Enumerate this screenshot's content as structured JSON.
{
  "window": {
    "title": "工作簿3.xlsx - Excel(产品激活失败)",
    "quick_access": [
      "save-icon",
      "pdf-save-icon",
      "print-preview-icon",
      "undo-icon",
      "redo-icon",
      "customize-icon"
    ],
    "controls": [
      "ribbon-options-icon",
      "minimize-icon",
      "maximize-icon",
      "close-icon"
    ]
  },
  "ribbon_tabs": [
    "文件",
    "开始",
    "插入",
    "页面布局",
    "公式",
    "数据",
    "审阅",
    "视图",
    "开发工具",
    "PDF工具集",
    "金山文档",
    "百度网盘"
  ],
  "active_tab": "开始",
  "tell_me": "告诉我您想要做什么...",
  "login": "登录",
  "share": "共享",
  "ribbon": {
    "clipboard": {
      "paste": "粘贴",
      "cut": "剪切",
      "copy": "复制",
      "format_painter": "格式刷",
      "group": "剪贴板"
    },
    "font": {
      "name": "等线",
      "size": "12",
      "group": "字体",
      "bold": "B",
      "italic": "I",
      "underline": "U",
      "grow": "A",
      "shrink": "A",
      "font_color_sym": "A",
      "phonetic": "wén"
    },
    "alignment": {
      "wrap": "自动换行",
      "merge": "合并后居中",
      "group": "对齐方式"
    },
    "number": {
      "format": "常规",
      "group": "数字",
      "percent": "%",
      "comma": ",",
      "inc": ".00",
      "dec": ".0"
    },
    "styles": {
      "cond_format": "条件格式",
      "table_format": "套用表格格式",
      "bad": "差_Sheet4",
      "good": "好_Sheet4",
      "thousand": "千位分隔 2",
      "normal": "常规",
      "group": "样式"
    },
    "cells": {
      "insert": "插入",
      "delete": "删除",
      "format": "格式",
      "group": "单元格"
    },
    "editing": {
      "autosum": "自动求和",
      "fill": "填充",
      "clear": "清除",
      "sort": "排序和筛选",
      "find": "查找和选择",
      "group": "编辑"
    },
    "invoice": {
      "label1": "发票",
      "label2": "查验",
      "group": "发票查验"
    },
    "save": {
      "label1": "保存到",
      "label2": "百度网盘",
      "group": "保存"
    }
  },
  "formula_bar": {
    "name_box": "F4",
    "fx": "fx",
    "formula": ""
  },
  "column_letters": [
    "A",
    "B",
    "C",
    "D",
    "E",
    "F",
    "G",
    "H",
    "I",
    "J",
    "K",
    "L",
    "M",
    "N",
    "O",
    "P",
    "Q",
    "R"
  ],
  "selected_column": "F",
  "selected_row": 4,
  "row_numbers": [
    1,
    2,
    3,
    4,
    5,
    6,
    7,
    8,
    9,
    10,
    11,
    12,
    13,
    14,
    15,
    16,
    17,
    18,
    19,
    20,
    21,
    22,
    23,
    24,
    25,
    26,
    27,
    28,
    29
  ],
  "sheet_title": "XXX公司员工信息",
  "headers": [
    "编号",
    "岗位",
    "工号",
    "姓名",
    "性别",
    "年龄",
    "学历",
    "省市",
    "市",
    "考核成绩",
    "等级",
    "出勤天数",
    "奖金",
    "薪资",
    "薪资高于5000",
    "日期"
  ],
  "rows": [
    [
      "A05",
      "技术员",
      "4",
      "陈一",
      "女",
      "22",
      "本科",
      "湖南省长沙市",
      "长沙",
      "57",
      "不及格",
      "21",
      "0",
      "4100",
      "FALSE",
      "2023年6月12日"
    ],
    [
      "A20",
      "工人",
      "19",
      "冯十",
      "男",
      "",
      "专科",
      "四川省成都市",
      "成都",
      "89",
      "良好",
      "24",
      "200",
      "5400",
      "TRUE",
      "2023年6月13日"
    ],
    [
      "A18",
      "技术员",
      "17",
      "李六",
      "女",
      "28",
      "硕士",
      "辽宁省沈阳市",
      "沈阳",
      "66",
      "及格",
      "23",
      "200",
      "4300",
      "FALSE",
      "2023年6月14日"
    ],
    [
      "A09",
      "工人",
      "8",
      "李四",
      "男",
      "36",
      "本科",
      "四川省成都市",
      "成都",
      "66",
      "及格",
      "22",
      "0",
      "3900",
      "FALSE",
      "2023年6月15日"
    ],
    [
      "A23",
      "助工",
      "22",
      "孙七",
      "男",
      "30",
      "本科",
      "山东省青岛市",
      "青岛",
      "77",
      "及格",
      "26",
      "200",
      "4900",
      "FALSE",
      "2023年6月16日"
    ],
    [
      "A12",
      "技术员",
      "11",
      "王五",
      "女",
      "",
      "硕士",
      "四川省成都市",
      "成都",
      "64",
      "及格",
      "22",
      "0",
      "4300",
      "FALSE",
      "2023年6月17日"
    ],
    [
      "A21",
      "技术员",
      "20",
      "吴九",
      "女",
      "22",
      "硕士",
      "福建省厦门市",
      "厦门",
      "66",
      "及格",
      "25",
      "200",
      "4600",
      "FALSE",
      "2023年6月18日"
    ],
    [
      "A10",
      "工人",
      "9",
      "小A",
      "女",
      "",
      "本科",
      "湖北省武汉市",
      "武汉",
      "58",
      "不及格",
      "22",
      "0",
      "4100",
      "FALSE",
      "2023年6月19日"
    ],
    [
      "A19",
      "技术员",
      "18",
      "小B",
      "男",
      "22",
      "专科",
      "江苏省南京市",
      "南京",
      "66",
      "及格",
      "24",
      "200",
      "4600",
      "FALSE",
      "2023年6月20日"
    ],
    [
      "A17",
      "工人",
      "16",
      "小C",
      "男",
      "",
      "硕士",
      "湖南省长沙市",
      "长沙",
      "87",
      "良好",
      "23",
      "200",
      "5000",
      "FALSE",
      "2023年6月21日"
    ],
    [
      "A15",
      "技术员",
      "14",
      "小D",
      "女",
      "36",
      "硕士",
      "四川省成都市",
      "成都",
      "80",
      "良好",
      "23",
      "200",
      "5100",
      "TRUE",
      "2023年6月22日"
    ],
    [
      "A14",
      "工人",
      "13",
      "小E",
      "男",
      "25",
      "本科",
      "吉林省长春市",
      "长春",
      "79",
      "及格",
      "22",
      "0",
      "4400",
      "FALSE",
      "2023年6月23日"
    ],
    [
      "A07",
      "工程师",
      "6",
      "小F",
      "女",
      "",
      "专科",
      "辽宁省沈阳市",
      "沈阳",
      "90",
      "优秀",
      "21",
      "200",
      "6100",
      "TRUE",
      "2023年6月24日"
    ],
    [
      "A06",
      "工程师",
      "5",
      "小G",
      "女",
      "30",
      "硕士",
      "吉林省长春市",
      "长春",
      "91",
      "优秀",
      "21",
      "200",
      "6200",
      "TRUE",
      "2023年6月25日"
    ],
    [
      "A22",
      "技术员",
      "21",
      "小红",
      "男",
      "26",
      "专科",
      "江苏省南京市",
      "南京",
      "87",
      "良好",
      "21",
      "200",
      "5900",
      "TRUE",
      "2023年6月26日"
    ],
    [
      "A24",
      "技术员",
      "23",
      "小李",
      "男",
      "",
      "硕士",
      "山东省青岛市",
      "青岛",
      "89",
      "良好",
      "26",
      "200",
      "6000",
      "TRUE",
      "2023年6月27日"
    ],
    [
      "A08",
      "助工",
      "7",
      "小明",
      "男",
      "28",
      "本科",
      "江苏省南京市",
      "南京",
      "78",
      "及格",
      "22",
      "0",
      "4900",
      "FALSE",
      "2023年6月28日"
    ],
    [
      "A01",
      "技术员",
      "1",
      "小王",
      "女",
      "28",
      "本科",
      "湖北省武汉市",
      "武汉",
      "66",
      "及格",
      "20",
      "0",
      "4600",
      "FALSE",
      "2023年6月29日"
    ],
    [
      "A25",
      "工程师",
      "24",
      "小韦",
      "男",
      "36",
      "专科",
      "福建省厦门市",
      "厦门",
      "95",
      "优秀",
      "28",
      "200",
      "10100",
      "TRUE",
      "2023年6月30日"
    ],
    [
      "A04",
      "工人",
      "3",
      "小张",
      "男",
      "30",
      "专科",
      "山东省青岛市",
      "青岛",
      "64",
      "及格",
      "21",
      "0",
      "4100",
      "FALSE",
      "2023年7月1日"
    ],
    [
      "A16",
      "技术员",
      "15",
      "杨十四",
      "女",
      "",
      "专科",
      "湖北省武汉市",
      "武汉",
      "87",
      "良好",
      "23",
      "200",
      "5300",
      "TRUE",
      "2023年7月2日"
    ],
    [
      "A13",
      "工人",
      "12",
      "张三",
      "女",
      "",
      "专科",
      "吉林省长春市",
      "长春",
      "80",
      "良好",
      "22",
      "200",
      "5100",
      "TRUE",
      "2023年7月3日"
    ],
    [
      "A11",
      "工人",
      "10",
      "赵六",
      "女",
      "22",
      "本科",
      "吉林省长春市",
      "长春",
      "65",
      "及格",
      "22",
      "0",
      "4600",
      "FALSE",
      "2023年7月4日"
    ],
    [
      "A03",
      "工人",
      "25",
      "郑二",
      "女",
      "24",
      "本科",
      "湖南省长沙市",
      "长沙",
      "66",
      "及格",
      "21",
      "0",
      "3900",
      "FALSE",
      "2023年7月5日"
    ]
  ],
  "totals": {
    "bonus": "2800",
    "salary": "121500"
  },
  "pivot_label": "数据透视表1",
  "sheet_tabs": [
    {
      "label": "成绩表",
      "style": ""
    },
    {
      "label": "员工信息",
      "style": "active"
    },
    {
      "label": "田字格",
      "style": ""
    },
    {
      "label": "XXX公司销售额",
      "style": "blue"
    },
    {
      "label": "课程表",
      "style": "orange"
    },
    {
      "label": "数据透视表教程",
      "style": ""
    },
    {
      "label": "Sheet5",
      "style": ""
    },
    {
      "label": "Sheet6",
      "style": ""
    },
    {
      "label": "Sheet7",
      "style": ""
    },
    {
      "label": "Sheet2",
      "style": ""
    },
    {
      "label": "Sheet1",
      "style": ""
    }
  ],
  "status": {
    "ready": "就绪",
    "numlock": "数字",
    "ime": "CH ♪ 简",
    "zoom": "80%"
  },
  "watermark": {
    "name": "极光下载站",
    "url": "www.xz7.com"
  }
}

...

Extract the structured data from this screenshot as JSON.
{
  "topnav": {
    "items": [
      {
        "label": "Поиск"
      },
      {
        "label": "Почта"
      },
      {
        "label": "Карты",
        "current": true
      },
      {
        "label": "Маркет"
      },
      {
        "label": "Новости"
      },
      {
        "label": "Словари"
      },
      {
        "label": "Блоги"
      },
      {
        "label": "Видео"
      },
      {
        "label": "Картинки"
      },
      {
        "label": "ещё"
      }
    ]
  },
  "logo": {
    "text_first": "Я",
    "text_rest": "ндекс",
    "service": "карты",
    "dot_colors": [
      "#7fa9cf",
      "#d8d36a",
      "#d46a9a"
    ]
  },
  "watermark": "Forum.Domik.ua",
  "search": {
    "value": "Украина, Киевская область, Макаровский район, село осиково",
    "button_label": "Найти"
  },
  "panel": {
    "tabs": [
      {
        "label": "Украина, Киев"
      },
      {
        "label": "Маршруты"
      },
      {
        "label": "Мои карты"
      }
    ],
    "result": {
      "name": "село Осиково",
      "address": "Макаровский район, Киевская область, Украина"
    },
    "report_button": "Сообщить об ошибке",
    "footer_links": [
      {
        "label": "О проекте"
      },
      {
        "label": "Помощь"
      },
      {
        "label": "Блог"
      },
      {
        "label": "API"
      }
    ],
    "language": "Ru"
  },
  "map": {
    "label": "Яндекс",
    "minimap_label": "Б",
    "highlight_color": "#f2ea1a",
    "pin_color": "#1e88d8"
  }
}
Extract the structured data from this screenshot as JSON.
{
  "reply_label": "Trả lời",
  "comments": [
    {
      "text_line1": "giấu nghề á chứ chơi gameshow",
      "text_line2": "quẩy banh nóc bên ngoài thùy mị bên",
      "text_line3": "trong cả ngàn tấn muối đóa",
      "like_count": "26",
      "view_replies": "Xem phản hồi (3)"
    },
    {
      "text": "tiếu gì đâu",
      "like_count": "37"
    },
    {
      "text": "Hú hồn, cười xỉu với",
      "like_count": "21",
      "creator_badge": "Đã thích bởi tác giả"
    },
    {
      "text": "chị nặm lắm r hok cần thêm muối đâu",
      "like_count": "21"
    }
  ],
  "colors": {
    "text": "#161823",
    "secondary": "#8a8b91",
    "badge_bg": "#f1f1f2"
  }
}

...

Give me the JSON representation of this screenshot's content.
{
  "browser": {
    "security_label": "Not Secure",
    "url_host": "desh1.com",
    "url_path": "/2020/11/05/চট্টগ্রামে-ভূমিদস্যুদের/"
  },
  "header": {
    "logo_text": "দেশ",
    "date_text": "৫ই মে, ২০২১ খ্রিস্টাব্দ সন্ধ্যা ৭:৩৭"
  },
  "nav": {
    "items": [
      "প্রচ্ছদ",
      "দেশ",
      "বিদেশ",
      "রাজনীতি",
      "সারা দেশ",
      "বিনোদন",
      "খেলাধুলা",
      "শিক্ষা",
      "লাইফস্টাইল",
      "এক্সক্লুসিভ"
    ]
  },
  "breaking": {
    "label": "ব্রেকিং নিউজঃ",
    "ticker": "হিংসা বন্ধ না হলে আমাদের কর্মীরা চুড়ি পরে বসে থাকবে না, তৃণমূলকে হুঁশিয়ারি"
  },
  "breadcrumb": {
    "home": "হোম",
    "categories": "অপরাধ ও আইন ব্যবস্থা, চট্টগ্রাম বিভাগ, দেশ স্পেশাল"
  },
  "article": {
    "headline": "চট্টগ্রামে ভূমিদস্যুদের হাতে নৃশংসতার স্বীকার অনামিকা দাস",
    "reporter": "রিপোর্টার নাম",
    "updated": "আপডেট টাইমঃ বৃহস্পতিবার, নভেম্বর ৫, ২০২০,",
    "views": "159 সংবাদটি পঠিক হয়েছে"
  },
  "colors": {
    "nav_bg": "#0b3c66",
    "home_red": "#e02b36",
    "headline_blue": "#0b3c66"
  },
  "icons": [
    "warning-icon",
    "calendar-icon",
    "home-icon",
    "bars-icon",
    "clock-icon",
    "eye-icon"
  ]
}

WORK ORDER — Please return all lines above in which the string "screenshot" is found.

TASK SOLUTION —
Enumerate this screenshot's content as structured JSON.
Extract the structured data from this screenshot as JSON.
Extract the structured data from this screenshot as JSON.
Give me the JSON representation of this screenshot's content.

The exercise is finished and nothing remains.